(Records from a data collection)
========

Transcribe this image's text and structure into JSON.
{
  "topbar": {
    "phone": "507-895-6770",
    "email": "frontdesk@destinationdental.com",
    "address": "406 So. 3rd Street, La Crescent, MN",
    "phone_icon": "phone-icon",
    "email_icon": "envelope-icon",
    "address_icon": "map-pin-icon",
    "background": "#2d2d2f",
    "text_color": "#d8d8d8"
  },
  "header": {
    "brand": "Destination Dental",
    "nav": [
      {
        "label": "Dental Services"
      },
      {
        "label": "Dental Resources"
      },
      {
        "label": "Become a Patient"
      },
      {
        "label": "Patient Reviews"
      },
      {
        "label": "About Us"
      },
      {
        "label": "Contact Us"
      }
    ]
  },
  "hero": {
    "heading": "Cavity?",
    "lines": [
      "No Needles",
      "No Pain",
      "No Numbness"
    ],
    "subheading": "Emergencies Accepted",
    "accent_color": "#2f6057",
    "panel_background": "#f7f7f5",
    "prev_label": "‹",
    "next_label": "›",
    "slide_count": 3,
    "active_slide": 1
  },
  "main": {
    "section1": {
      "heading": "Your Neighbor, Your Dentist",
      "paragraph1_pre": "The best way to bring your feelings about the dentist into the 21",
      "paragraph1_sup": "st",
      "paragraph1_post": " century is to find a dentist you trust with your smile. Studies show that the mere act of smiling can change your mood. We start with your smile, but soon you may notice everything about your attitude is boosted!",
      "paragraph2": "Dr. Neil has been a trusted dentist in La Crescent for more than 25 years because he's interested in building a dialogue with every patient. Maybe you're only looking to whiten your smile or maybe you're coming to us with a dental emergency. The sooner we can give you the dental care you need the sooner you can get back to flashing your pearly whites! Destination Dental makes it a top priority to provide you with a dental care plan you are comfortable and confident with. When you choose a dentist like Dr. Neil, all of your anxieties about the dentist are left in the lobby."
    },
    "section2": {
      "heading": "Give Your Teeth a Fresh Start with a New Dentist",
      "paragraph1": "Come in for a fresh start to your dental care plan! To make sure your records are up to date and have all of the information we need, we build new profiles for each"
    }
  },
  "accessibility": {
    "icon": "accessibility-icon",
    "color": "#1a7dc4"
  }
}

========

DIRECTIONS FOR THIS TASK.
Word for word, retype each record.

COMPLETED EXERCISE.
Transcribe this image's text and structure into JSON.
{
  "topbar": {
    "phone": "507-895-6770",
    "email": "frontdesk@destinationdental.com",
    "address": "406 So. 3rd Street, La Crescent, MN",
    "phone_icon": "phone-icon",
    "email_icon": "envelope-icon",
    "address_icon": "map-pin-icon",
    "background": "#2d2d2f",
    "text_color": "#d8d8d8"
  },
  "header": {
    "brand": "Destination Dental",
    "nav": [
      {
        "label": "Dental Services"
      },
      {
        "label": "Dental Resources"
      },
      {
        "label": "Become a Patient"
      },
      {
        "label": "Patient Reviews"
      },
      {
        "label": "About Us"
      },
      {
        "label": "Contact Us"
      }
    ]
  },
  "hero": {
    "heading": "Cavity?",
    "lines": [
      "No Needles",
      "No Pain",
      "No Numbness"
    ],
    "subheading": "Emergencies Accepted",
    "accent_color": "#2f6057",
    "panel_background": "#f7f7f5",
    "prev_label": "‹",
    "next_label": "›",
    "slide_count": 3,
    "active_slide": 1
  },
  "main": {
    "section1": {
      "heading": "Your Neighbor, Your Dentist",
      "paragraph1_pre": "The best way to bring your feelings about the dentist into the 21",
      "paragraph1_sup": "st",
      "paragraph1_post": " century is to find a dentist you trust with your smile. Studies show that the mere act of smiling can change your mood. We start with your smile, but soon you may notice everything about your attitude is boosted!",
      "paragraph2": "Dr. Neil has been a trusted dentist in La Crescent for more than 25 years because he's interested in building a dialogue with every patient. Maybe you're only looking to whiten your smile or maybe you're coming to us with a dental emergency. The sooner we can give you the dental care you need the sooner you can get back to flashing your pearly whites! Destination Dental makes it a top priority to provide you with a dental care plan you are comfortable and confident with. When you choose a dentist like Dr. Neil, all of your anxieties about the dentist are left in the lobby."
    },
    "section2": {
      "heading": "Give Your Teeth a Fresh Start with a New Dentist",
      "paragraph1": "Come in for a fresh start to your dental care plan! To make sure your records are up to date and have all of the information we need, we build new profiles for each"
    }
  },
  "accessibility": {
    "icon": "accessibility-icon",
    "color": "#1a7dc4"
  }
}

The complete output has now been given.